  22. A. Planat-Chrétien, A. Koenig, J. G. Coutard, L. Hervé, M. Brambilla, and J. M. Dinten, “Toward absolute quantification in CW-FDOT systems: use of a priori information,” in European Conferences on Biomedical Optics and Imaging (ECBO '11), vol. 8088 of Proceedings of SPIE, Munich, Germany, May 2011. View at Publisher · View at Google Scholar
  23. L. Hervé, A. Koenig, A. da Silva et al., “Noncontact fluorescence diffuse optical tomography of heterogeneous media,” Applied Optics, vol. 46, no. 22, pp. 4896–4906, 2007. View at Publisher · View at Google Scholar · View at Scopus
  24. L. Hervé, A. Koenig, and J.-M. Dinten, “Non-uniqueness in fluorescence-enhanced continuous wave diffuse optical tomography,” Journal of Optics, vol. 13, no. 1, Article ID 015702, 2011. View at Publisher · View at Google Scholar
  25. R. C. Haskell, L. O. Svaasand, T. T. Tsay, T. C. Feng, M. S. McAdams, and B. J. Tromberg, “Boundary conditions for the diffusion equation in radiative transfer,” Journal of the Optical Society of America A, vol. 11, no. 10, pp. 2727–2741, 1994. View at Google Scholar · View at Scopus
  26. Y. Zhang, D. H. Brooks, and D. A. Boas, “A haemodynamic response function model in spatio-temporal diffuse optical tomography,” Physics in Medicine and Biology, vol. 50, no. 19, pp. 4625–4644, 2005. View at Publisher · View at Google Scholar · View at Scopus
  27. M. J. Holboke, B. J. Tromberg, X. Li et al., “Three-dimensional diffuse optical mammography with ultrasound localization in a human subject,” Journal of Biomedical Optics, vol. 5, no. 2, pp. 237–247, 2000. View at Publisher · View at Google Scholar · View at Scopus
  28. B. W. Pogue, T. O. McBride, J. Prewitt, U. L. Osterberg, and K. D. Paulsen, “Spatially variant regularization improves diffuse optical tomography,” Applied Optics, vol. 38, no. 13, pp. 2950–2961, 1999. View at Google Scholar · View at Scopus

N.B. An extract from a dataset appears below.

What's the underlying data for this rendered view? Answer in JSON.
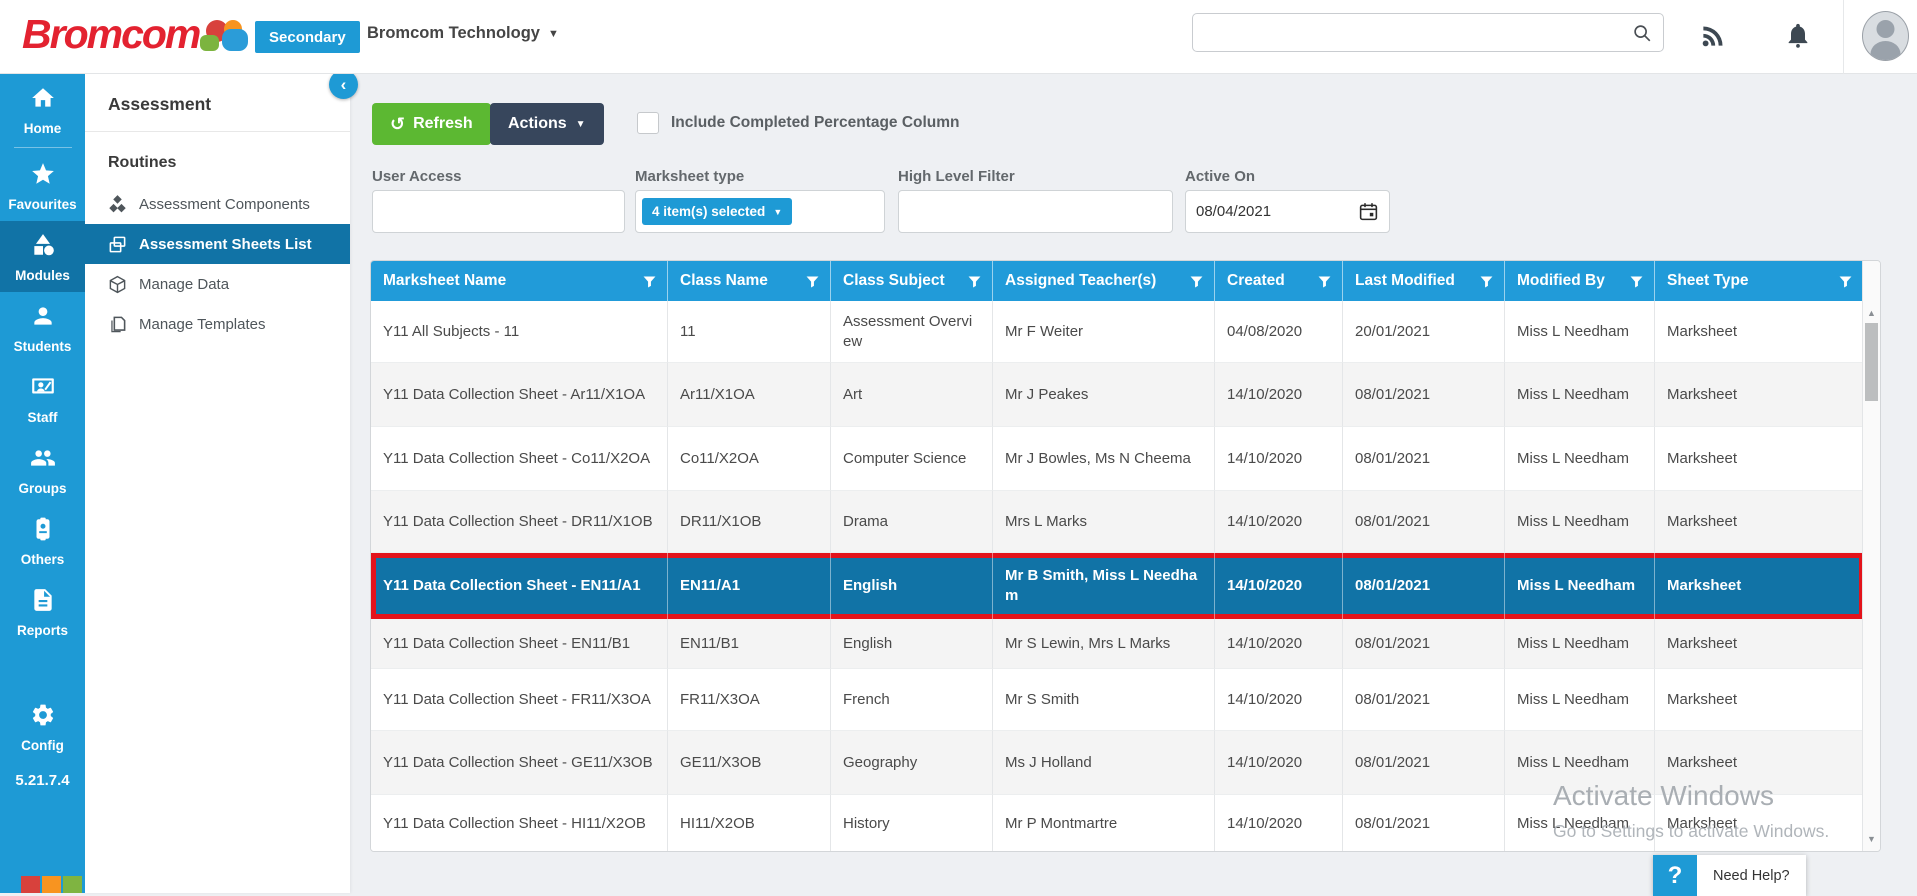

  29. Y. Lin, H. Yan, O. Nalcioglu, and G. Gulsen, “Quantitative fluorescence tomography with functional and structural a priori information,” Applied Optics, vol. 48, no. 7, pp. 1328–1336, 2009. View at Publisher · View at Google Scholar · View at Scopus